Poorly kept records such as these have resulted in pit bull bans in many cities (or, in some cases, entire nations). Montreal is the most recent one to make headlines and create an uproar in the dog community. In other areas, "pit bulls" may not be in public without a muzzle and must be be kept on a short leash.

4. So what's Grimm?

Since Grimm came from an un-papered litter and his mom didn't care enough to ask for any information about his parents, it's impossible to be sure. His physical appearance suggest that he is at least mostly APBT. His size, however, indicates that something larger got mixed in somewhere. True pit bulls shouldn't reach 75 lbs.

Doggie DNA tests have been shown to occasionally be imperfect, but Grimm's mom is considering ordering him anyway. It's as close to the truth as she could possibly get, and it would satiate at least some curiosity. The timing of Zak George's review of the Embark DNA Test (and coupon code) seems to be just too perfect to ignore.

Did you learn something? Share to combat doggie discrimination. Find out if a breed ban exists where you live, and do something about it.

Not for Everyone

Last week, Grimm's friend Hilo visited for a few nights. Hilo is one of the few dogs Grimm has met since his reactivity issues began, and the two get along rather well. 

Hilo as a itty fluffer

Hilo as a itty fluffer

Grimm's mom has been walking Hilo ever since he was a tiny fluff, but he is not an only fur-child. He has a mature, big sister who lives with him. Naturally, all of the humans involved know that it would be easiest for everyone if Hilo and Kona could both board in the same place when their parents travel. Of course, that would just be too easy.

Kona was the third new dog that Grimm met since his case of the Seattle Freeze developed. At that point, his mom felt like she knew how to structure their meet and greet and what to expect. The two were gated seperately, attention was diverted, treats were given, and time passed before they were allowed in the same space.

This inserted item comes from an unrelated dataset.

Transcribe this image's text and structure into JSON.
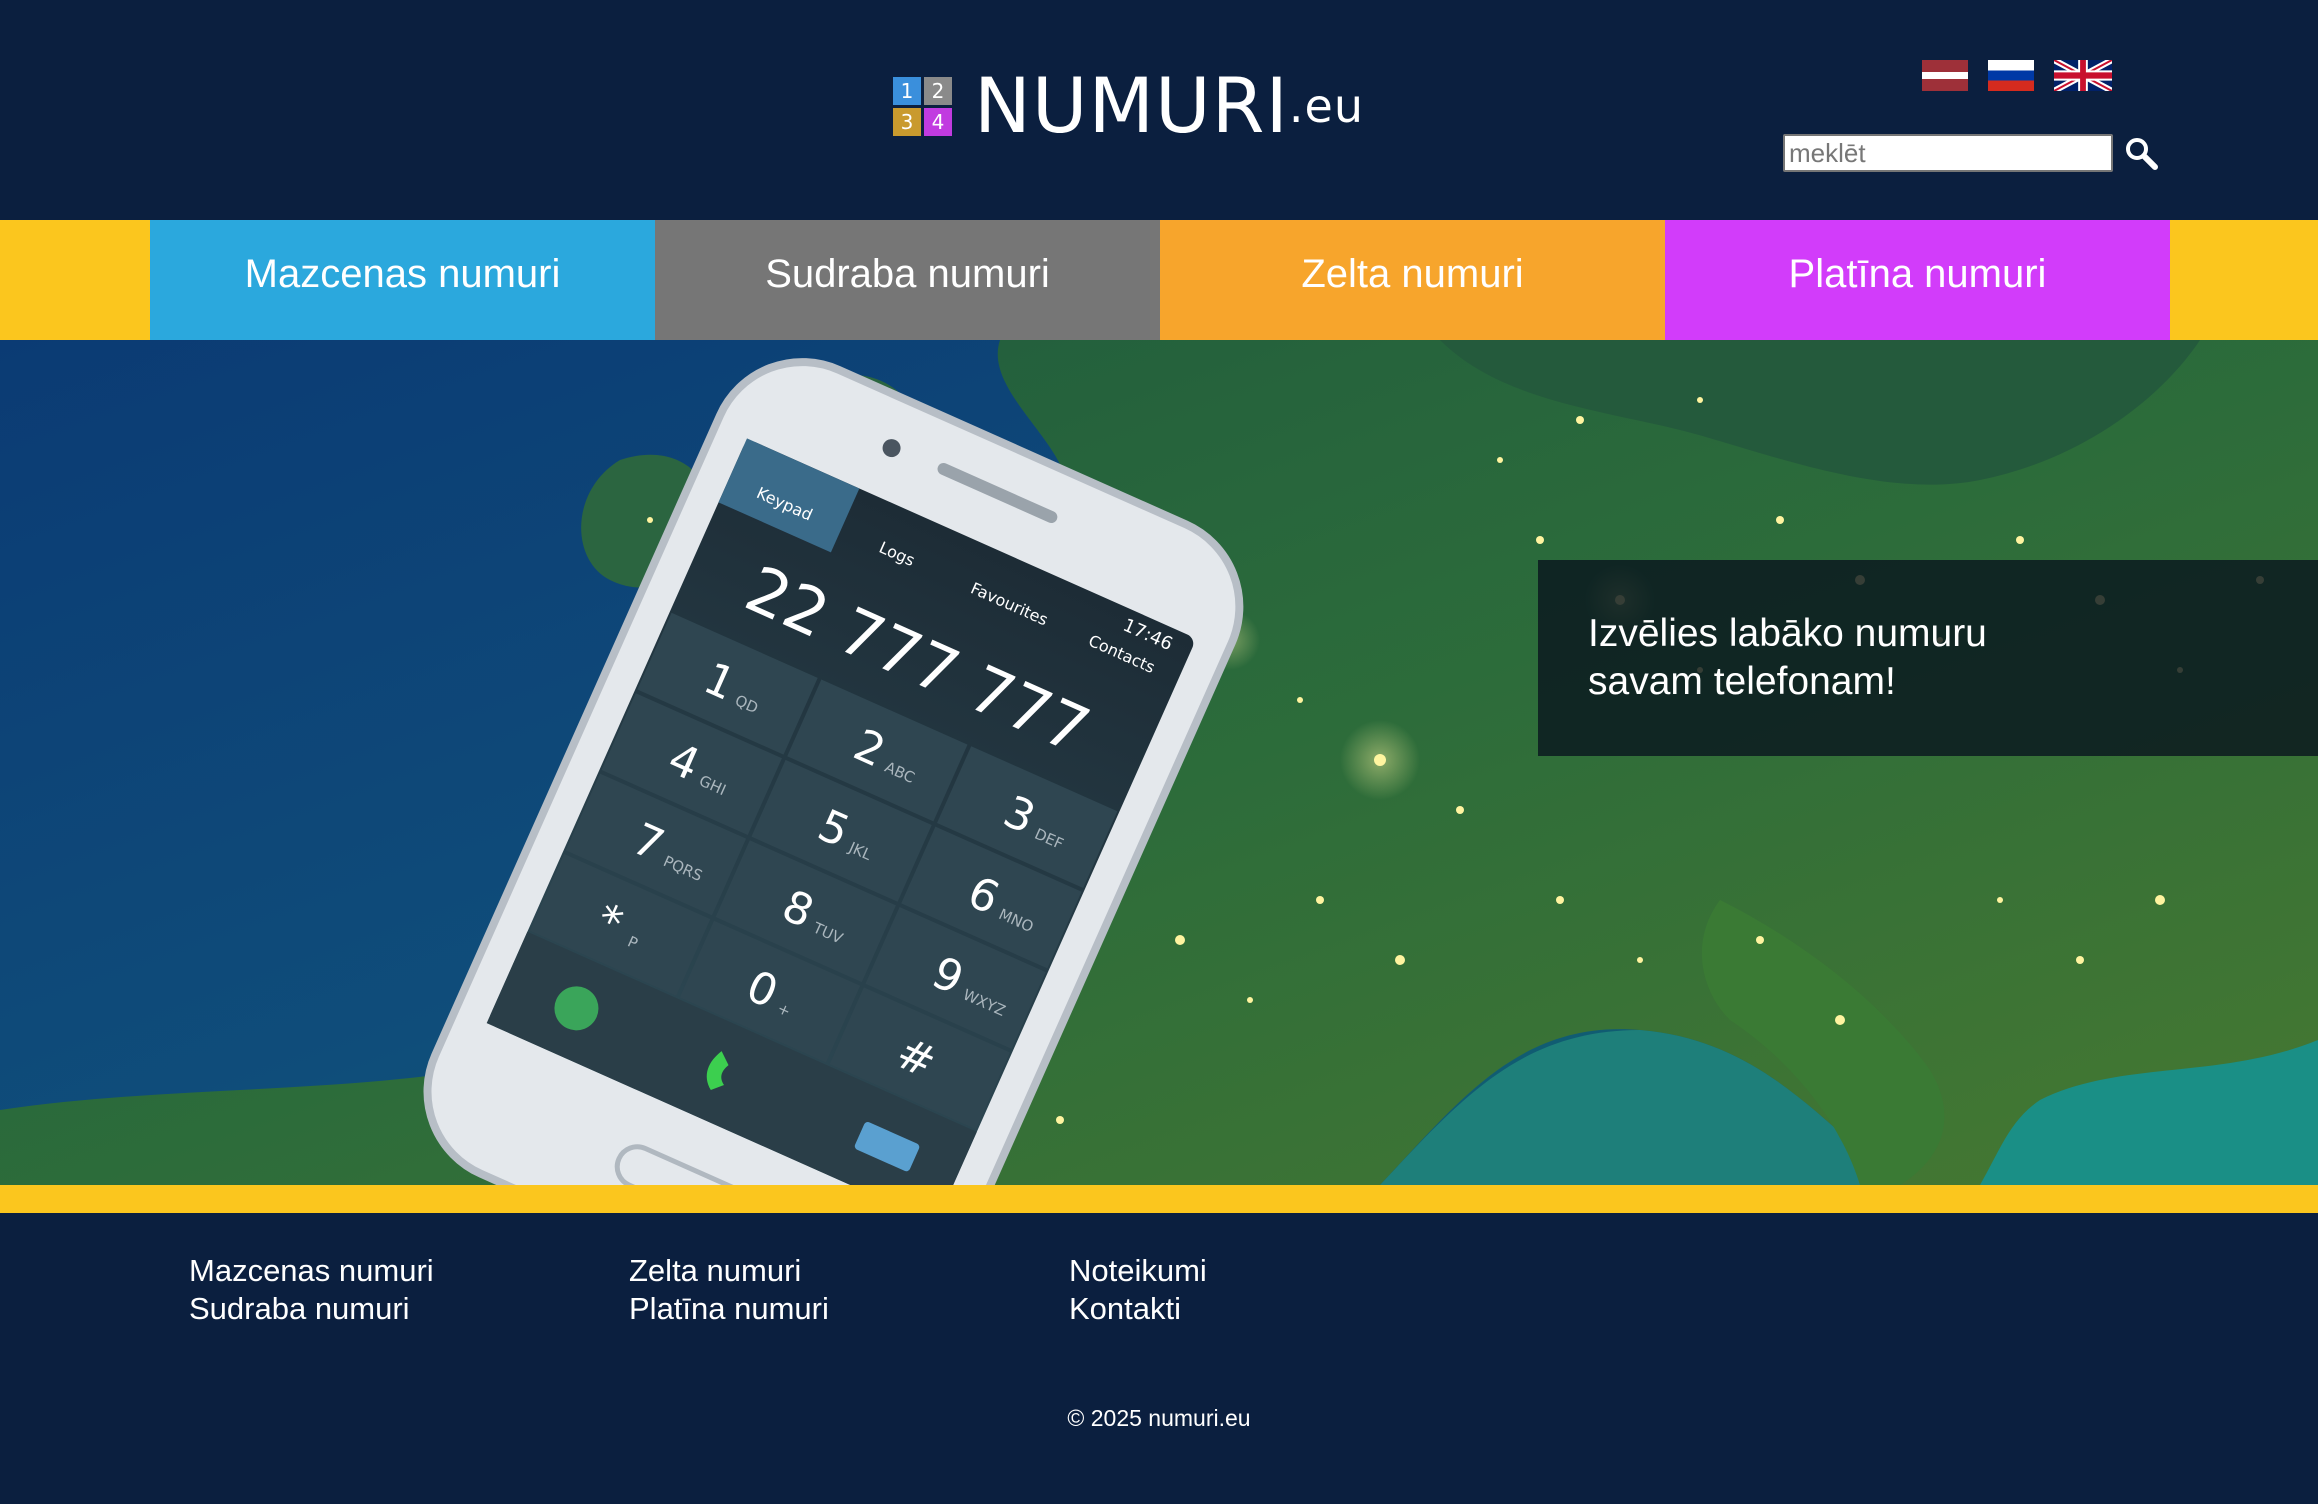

Unfortunately, Grimm's little house was not large enough for the two enormous personalities that tried to fill it.

Grimm likes to bound into the personal space of new friends, and that's just not for everyone. Kona is a reserved, guarded individual who likes her space until she's ready to invite someone into it. Warnings were issued and promptly ignored, leading to hurt feelings all around.

Princess Kona wasn't buying the charm that Grimm was peddling.

Princess Kona wasn't buying the charm that Grimm was peddling.

Appalled by his oafish behavior, Grimm's mom sentenced him to more time on the other side of the gate while the tension dissipated. When the dogs' emotions had cooled, they were again allowed to meet. Grimm, of course, hadn't learned anything about how to tactfully approach this new friend.

The separating process happened three times before the humans were ready to call it a night. It was clear that these two weren't going to become friends (or even neutral acquaintances) in a single meeting. They decided to let them try again another day.

Grimm's mom has eight days of this to look forward to.

Grimm's mom has eight days of this to look forward to.

Kona visited a few weeks ago now, and a second visit still hasn't been arranged. Grimm can't figure out why, but his mom is just too nervous. She's scared that he's going to mess it up and make Kona a lifelong enemy instead of a potential friend. As a result, when Hilo returns to stay with them again next week, he's coming by himself. His poor big sister has to stay with someone else.